The first attempt at anything is usually inefficient, clunky, and unpolished. That’s how I feel with my class at the moment. I’m trying to polish and refine, but I need to be patient, because I will probably never be completely satisfied…but I think good teachers are never comfortable with everything they do. We need to be finding ways to constantly improve our methodology and be refining our pedagogy.
The biggest challenge I’ve had thus far with mastery is the unbelievable volume of daily grading and checking I’ve been doing and the brainpower it is taking me to think about 10 different assignments all being shown to me at once. Feeling fried out (after one unit, mind you) I queried Jonathan Bergmann, a mastery guru (he’s in his 4th year using the method right now). A recent blog post of his had to do with how he and a colleague switched from grading every assignment to grading specific objectives they wanted students to accomplish. Needless to say, I loved it.

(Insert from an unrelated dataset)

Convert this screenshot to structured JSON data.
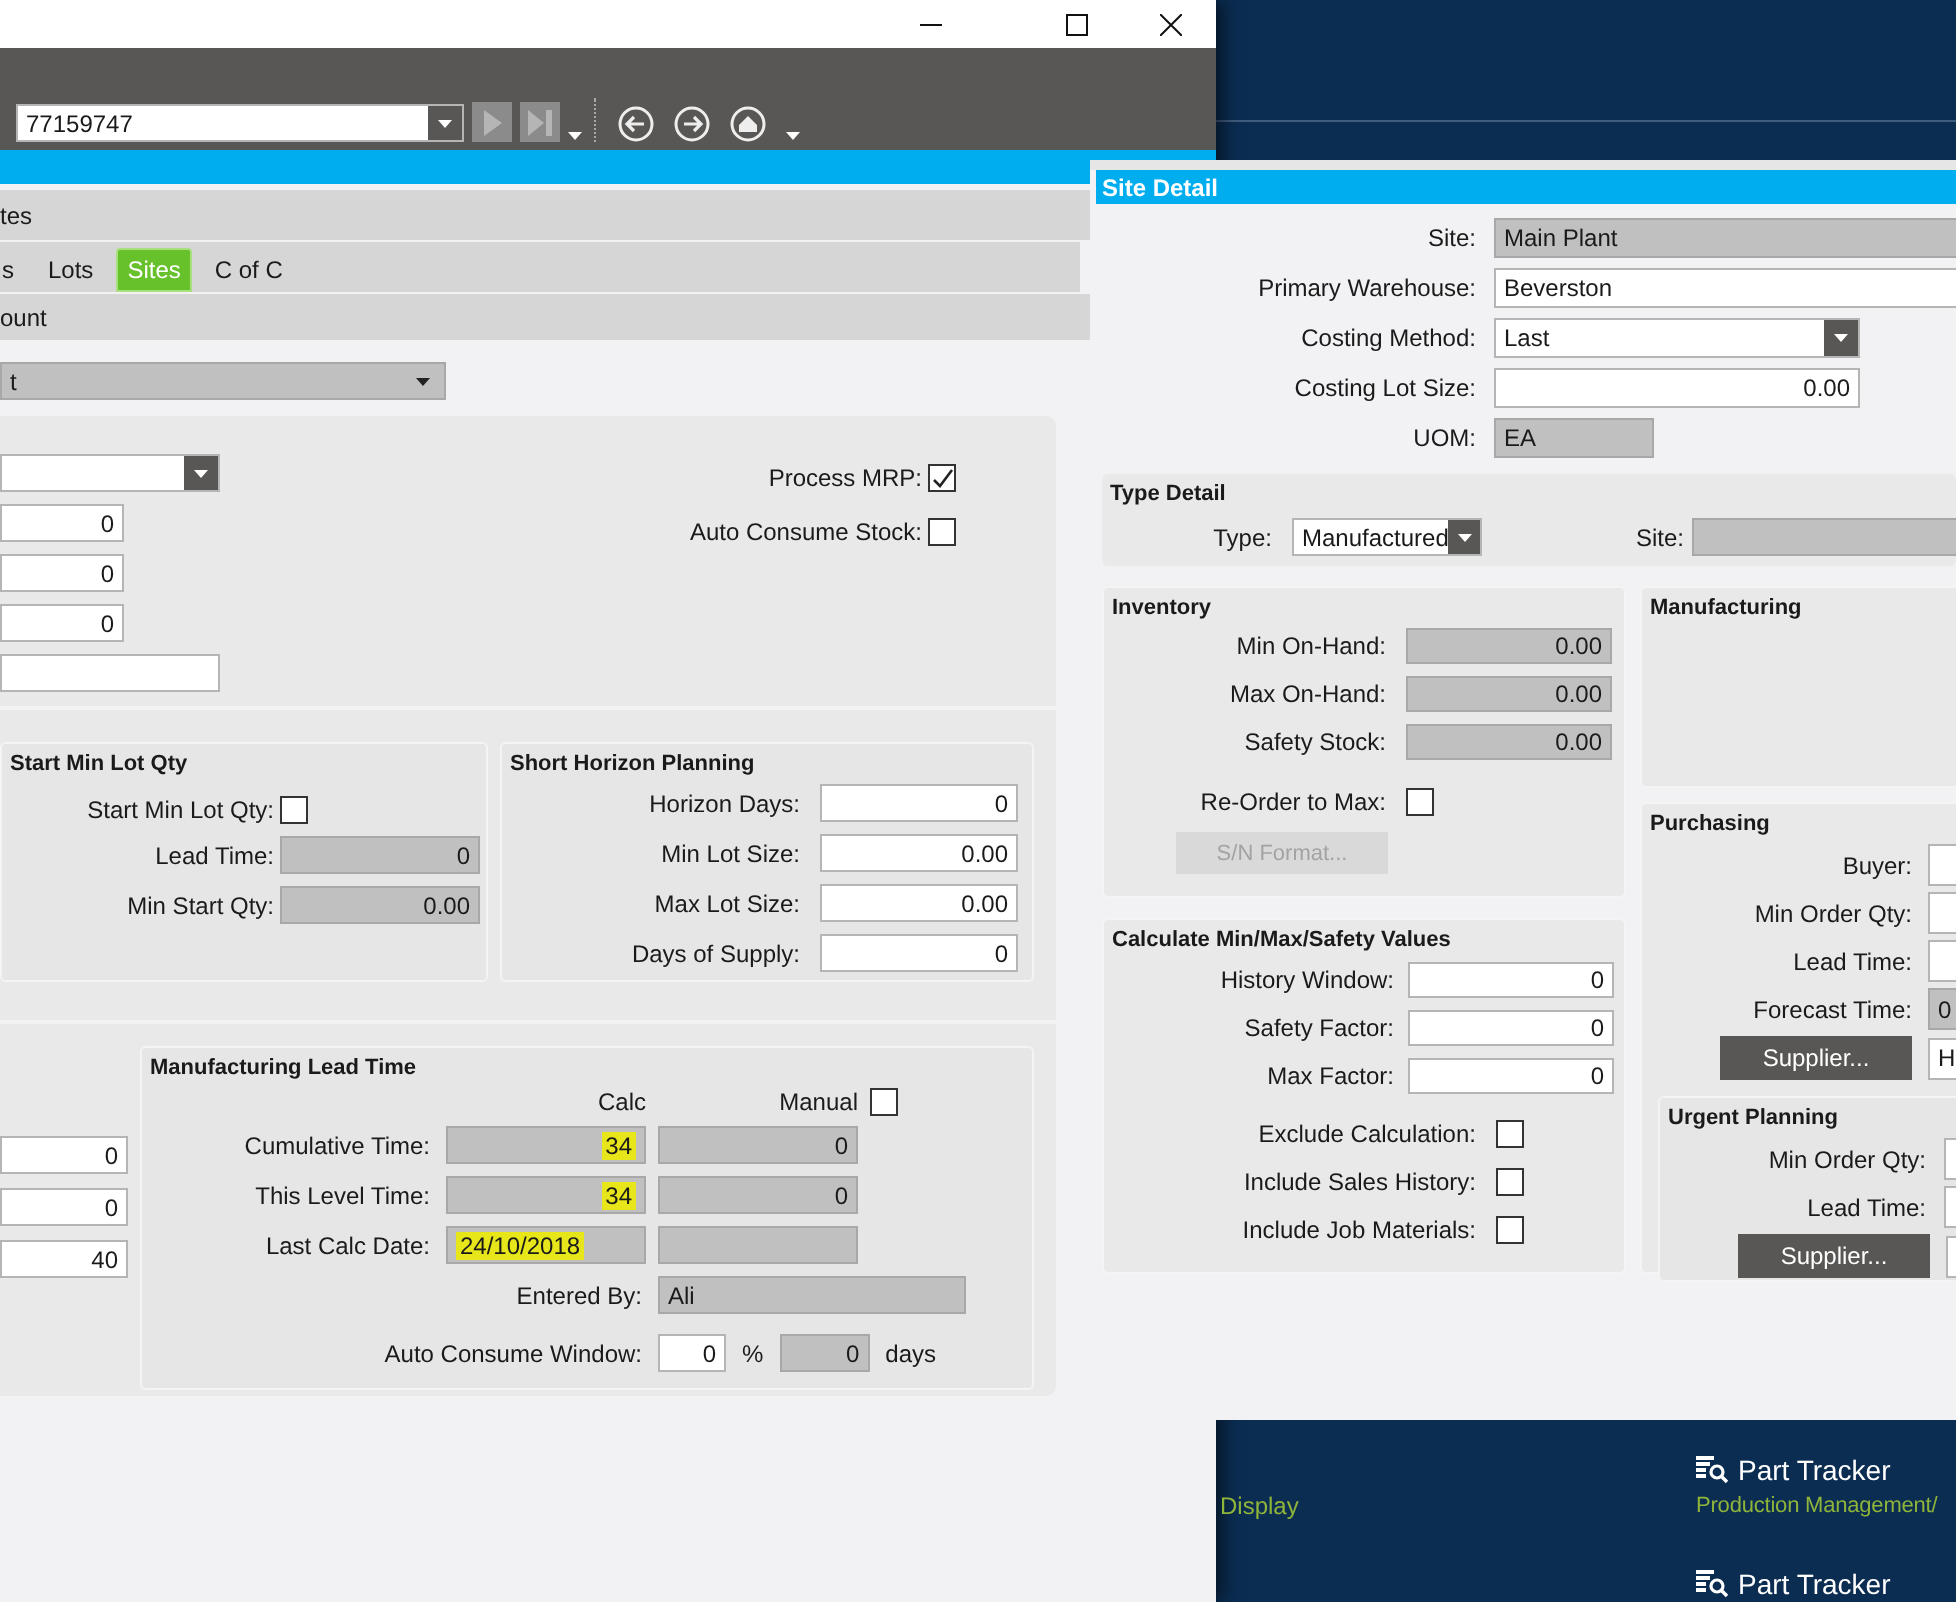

I will be using this with my next unit, but I wanted to share his thoughts. I am in no way responsible for coming up with the idea…I’m just borrowing from him to try and improve my class…thanks Jon!Written on September 27th, 2010 by Brian Bennett Categorized in: All Mastery